Laughter In Austen
"It is a truth universally acknowledged, that a single man in possession of a
good fortune must be in want of a wife." What we read is just the opposite; a
single woman must be in want of a man with a good fortune. In this first line of

Jane Austen’s Pride and Prejudice we are at once introduced to language rich
with satire. The comic tendencies displayed in the novel’s language introduce
a theme very important to the novel—the character’s laughter and their
attitudes towards laughter as an index to their morality and social philosophy.

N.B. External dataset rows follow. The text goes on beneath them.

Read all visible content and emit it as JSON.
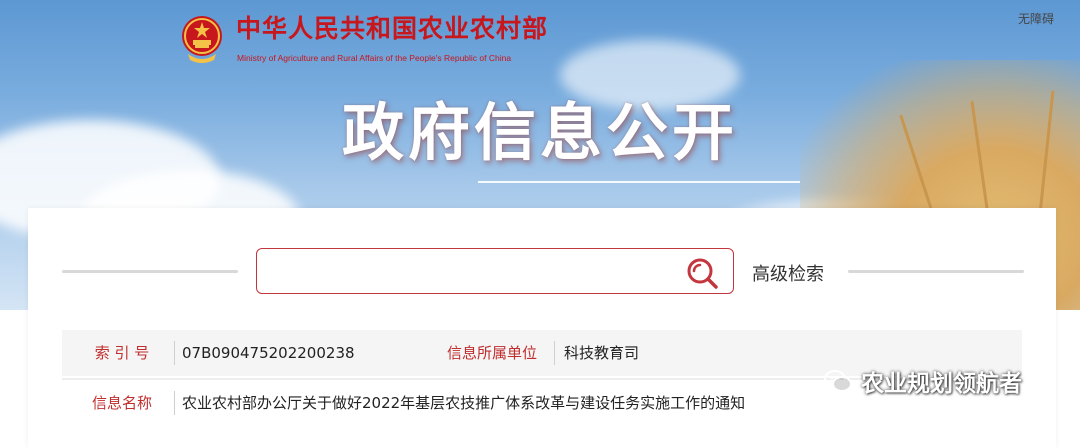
{
  "header": {
    "ministry_name_cn": "中华人民共和国农业农村部",
    "ministry_name_en": "Ministry of Agriculture and Rural Affairs of the People's Republic of China",
    "accessibility_link": "无障碍",
    "page_heading": "政府信息公开"
  },
  "search": {
    "value": "",
    "placeholder": "",
    "advanced_label": "高级检索"
  },
  "info": {
    "index_label": "索 引 号",
    "index_value": "07B090475202200238",
    "unit_label": "信息所属单位",
    "unit_value": "科技教育司",
    "name_label": "信息名称",
    "name_value": "农业农村部办公厅关于做好2022年基层农技推广体系改革与建设任务实施工作的通知"
  },
  "watermark": {
    "text": "农业规划领航者"
  },
  "colors": {
    "brand_red": "#c8161d",
    "label_red": "#c02d2d",
    "search_border": "#c4363e"
  }
}
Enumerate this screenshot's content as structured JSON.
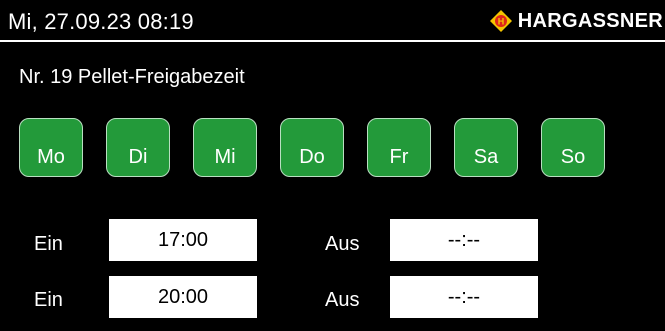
{
  "header": {
    "datetime": "Mi, 27.09.23 08:19",
    "brand": "HARGASSNER",
    "brand_logo_letter": "H",
    "brand_colors": {
      "diamond": "#f4c400",
      "ring": "#e0261b"
    }
  },
  "page": {
    "title": "Nr. 19 Pellet-Freigabezeit"
  },
  "days": [
    {
      "label": "Mo",
      "active": true
    },
    {
      "label": "Di",
      "active": true
    },
    {
      "label": "Mi",
      "active": true
    },
    {
      "label": "Do",
      "active": true
    },
    {
      "label": "Fr",
      "active": true
    },
    {
      "label": "Sa",
      "active": true
    },
    {
      "label": "So",
      "active": true
    }
  ],
  "day_active_color": "#239a3a",
  "schedule": [
    {
      "on_label": "Ein",
      "on_time": "17:00",
      "off_label": "Aus",
      "off_time": "--:--"
    },
    {
      "on_label": "Ein",
      "on_time": "20:00",
      "off_label": "Aus",
      "off_time": "--:--"
    }
  ]
}
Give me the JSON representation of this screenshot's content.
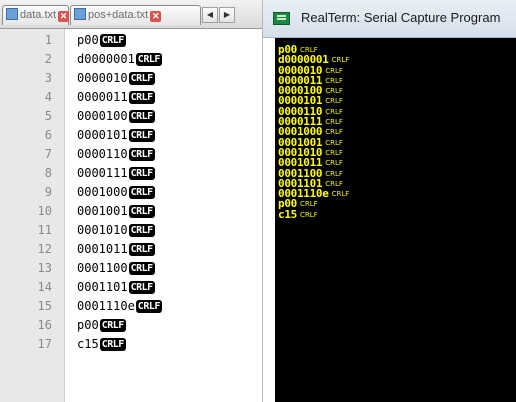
{
  "editor": {
    "tabs": [
      {
        "label": "data.txt"
      },
      {
        "label": "pos+data.txt"
      }
    ],
    "eol_marker": "CRLF",
    "lines": [
      {
        "num": "1",
        "text": "p00",
        "eol": true
      },
      {
        "num": "2",
        "text": "d0000001",
        "eol": true
      },
      {
        "num": "3",
        "text": "0000010",
        "eol": true
      },
      {
        "num": "4",
        "text": "0000011",
        "eol": true
      },
      {
        "num": "5",
        "text": "0000100",
        "eol": true
      },
      {
        "num": "6",
        "text": "0000101",
        "eol": true
      },
      {
        "num": "7",
        "text": "0000110",
        "eol": true
      },
      {
        "num": "8",
        "text": "0000111",
        "eol": true
      },
      {
        "num": "9",
        "text": "0001000",
        "eol": true
      },
      {
        "num": "10",
        "text": "0001001",
        "eol": true
      },
      {
        "num": "11",
        "text": "0001010",
        "eol": true
      },
      {
        "num": "12",
        "text": "0001011",
        "eol": true
      },
      {
        "num": "13",
        "text": "0001100",
        "eol": true
      },
      {
        "num": "14",
        "text": "0001101",
        "eol": true
      },
      {
        "num": "15",
        "text": "0001110e",
        "eol": true
      },
      {
        "num": "16",
        "text": "p00",
        "eol": true
      },
      {
        "num": "17",
        "text": "c15",
        "eol": true
      }
    ]
  },
  "realterm": {
    "title": "RealTerm: Serial Capture Program",
    "control_marker": "CRLF",
    "lines": [
      "p00",
      "d0000001",
      "0000010",
      "0000011",
      "0000100",
      "0000101",
      "0000110",
      "0000111",
      "0001000",
      "0001001",
      "0001010",
      "0001011",
      "0001100",
      "0001101",
      "0001110e",
      "p00",
      "c15"
    ]
  },
  "colors": {
    "terminal_bg": "#000000",
    "terminal_text": "#ffff00",
    "eol_badge_bg": "#000000"
  }
}
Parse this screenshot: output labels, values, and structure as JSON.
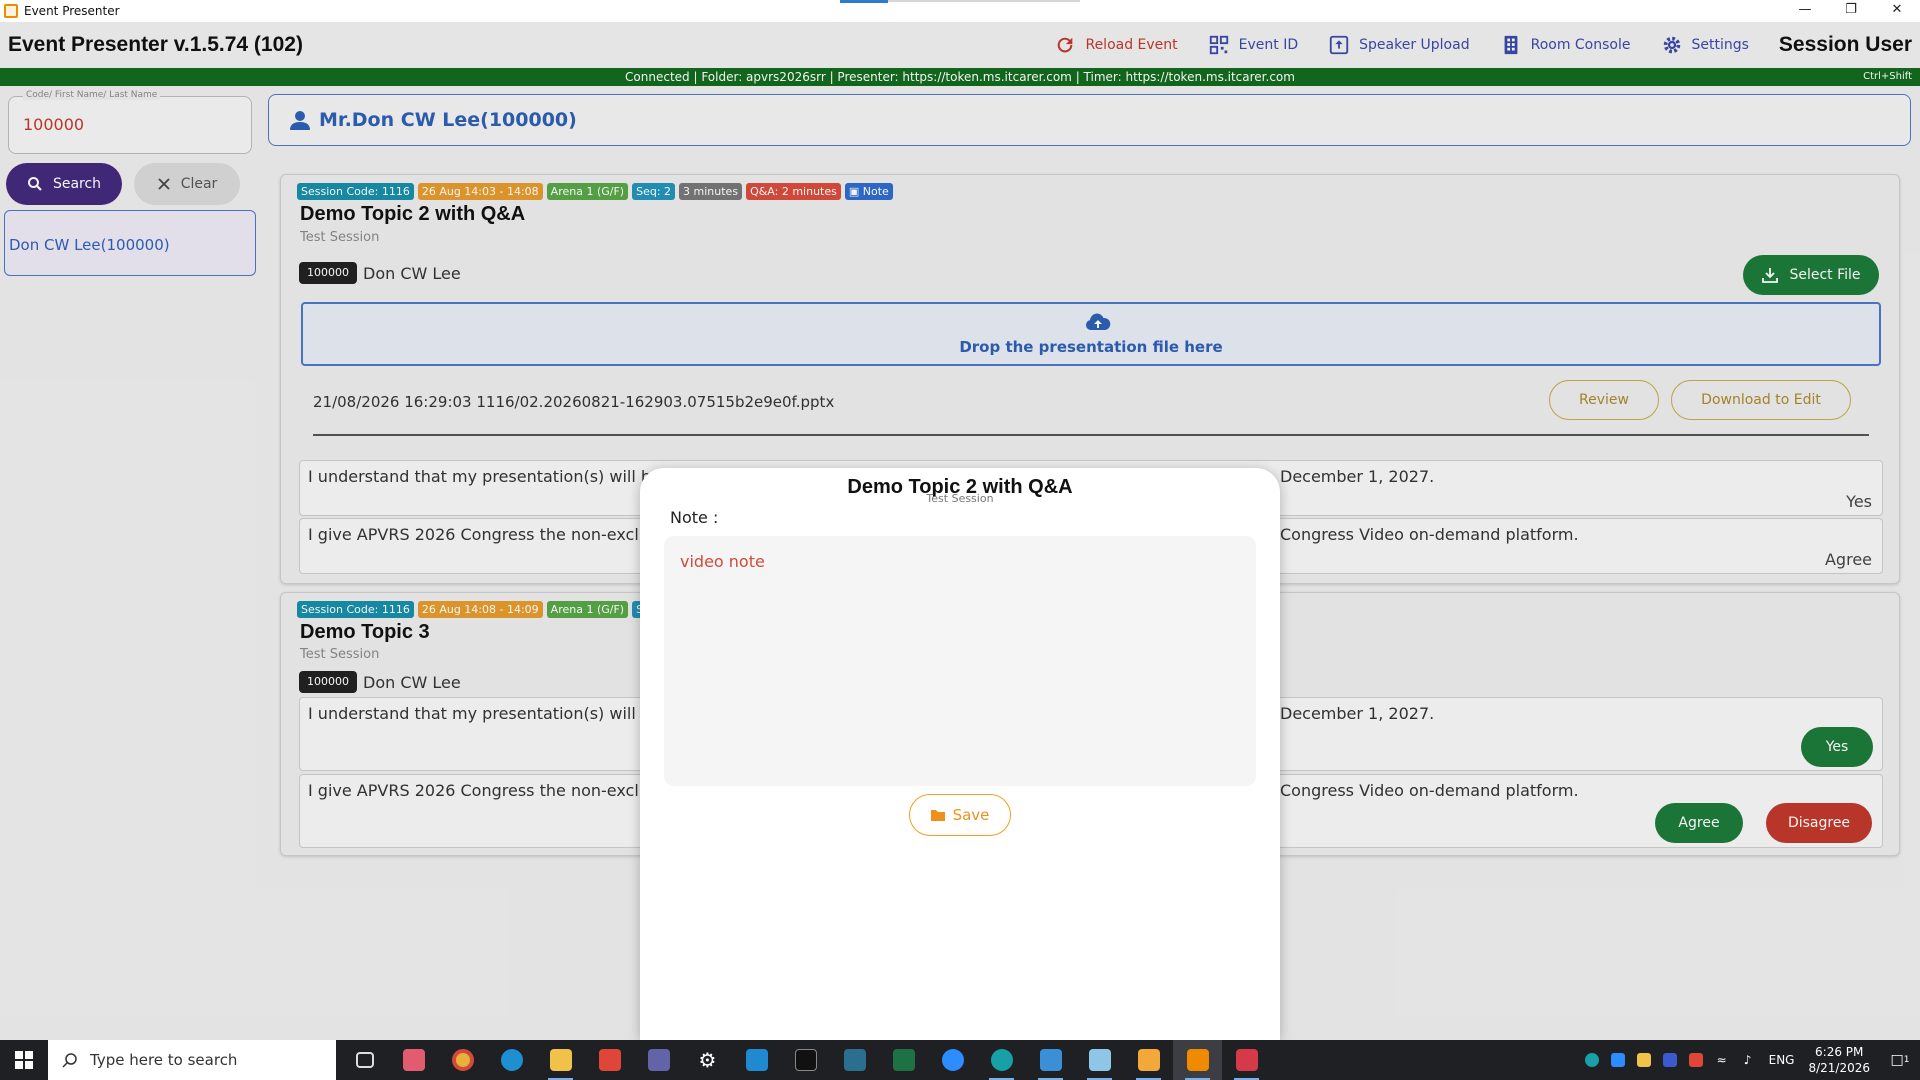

Beginning with Darcy’s opinion, expressed early in the novel, that Miss Bennet"smiled too much," attitudes towards laughter divide the characters. Most
obviously Darcy, all "grave propriety," is opposed to Elizabeth, who has a"lively, playful disposition, which delighted in anything ridiculous." We
tend to consider Elizabeth’s position the normative—more closely aligned
with modern theories of humor. She laughs at hypocrisy, vanity, pretension, the
gap between statement and action, and between theory and practice. On the other
hand, Darcy takes a conservative attitude toward laughter. His taciturn
disposition and unwillingness to be the butt of mirth are clearly described. He
tells those assembled in the Netherfield drawing room that "it has been the
study of his life to avoid those weaknesses which often expose a strong
understanding to ridicule." But the deficiencies of this view, evident enough
in Darcy’s own demeanor, are revealed in the parodies of it which appear in
the novel. Everywhere in Pride and Prejudice, pompous gravity is laughed out of
existence. In the absurdly formal utterances of a Mary Bennet or a Mr. Collins
(neither of whom is ever known to laugh), Austen demonstrates that a total lack
of humor has effects the reverse of what a situation demands. One example of
this is in Mr. Collins’ parody of the prodigal son in his letter of"consolation" to Mr. Bennet on news of Lydia’s elopement: "Let me advise
you...to console yourself as much as possible, to throw off your unworthy child
from your affection forever, and leave her to reap the fruits of her own heinous
offence." Yet another example is Mary’s formulaic response to the same
event: "we must stem the tide of malice, and pour into the wounded bosoms of
each other, the balm of sisterly consolation." The humor of these characters
lies in their unawareness of the claims of spontaneity in certain situations.

They can produce, instead, rote and "institutional" responses. In fact, Mr.

Collins admits to Mr. Bennet that he arranges beforehand "such little elegant
compliments as may be adapted to ordinary occasions." Elizabeth’s attitude
is very different. In an early conversation, she and Miss Bingley form a
temporary alliance to poke fun at Darcy. Elizabeth desires to "Tease
him—laugh at him," and to Miss Bingley’s demure and pompous refusal cries:

"Mr. Darcy is not to be laughed at! That is an uncommon advantage, and
uncommon I hope it will continue, for it would such a great loss to me to have
so many such an acquaintance. I dearly love to laugh." Elizabeth is a defender
of banter as a means of proving the worth of a person or idea. And when Darcy
later defends himself by pointing out that "the wisest and best of men, nay,
the wisest and best of their actions, may be rendered ridiculous by a person
whose first object in life is a joke." Elizabeth replies, "Certainly there
are such people, but I hope I am not one of them. I hope I never ridicule what
is wise or good. Follies and nonsense, whims and inconsistencies do divert me, I
own, and I laugh at them whenever I can." When Darcy somewhat pontifically
distinguishes between pride and vanity, "Elizabeth turned away to hide a
smile..." Yet another points in the novel, Elizabeth’s view of humor does
not prevail as laughter becomes, on occasions, everything the grave Darcy
suggests it to be. Mr. Bennet, for example, employs his wit as an assertion of
superiority required by his sense of defeat: "For what do we live, but to make
sport for our neighbours, and laugh at them in our turn?" No less subversive
is Lydia’s laughter, however different her loud buffoonery is from her
father’s cool satire. Lydia’s laughter is excessive and silly, and beyond
this, her hyperboles ("Aye," "Lord,"), her grammatical failures
("Kitty and me were to spend the day there"), and her constant inattention
to the decorum required of the occasion (as when she interrupts Mr. Collins in
his reading of Fordyce), indicates vulgarity and selfishness. Lydia’s "wild
volatility" is attributable to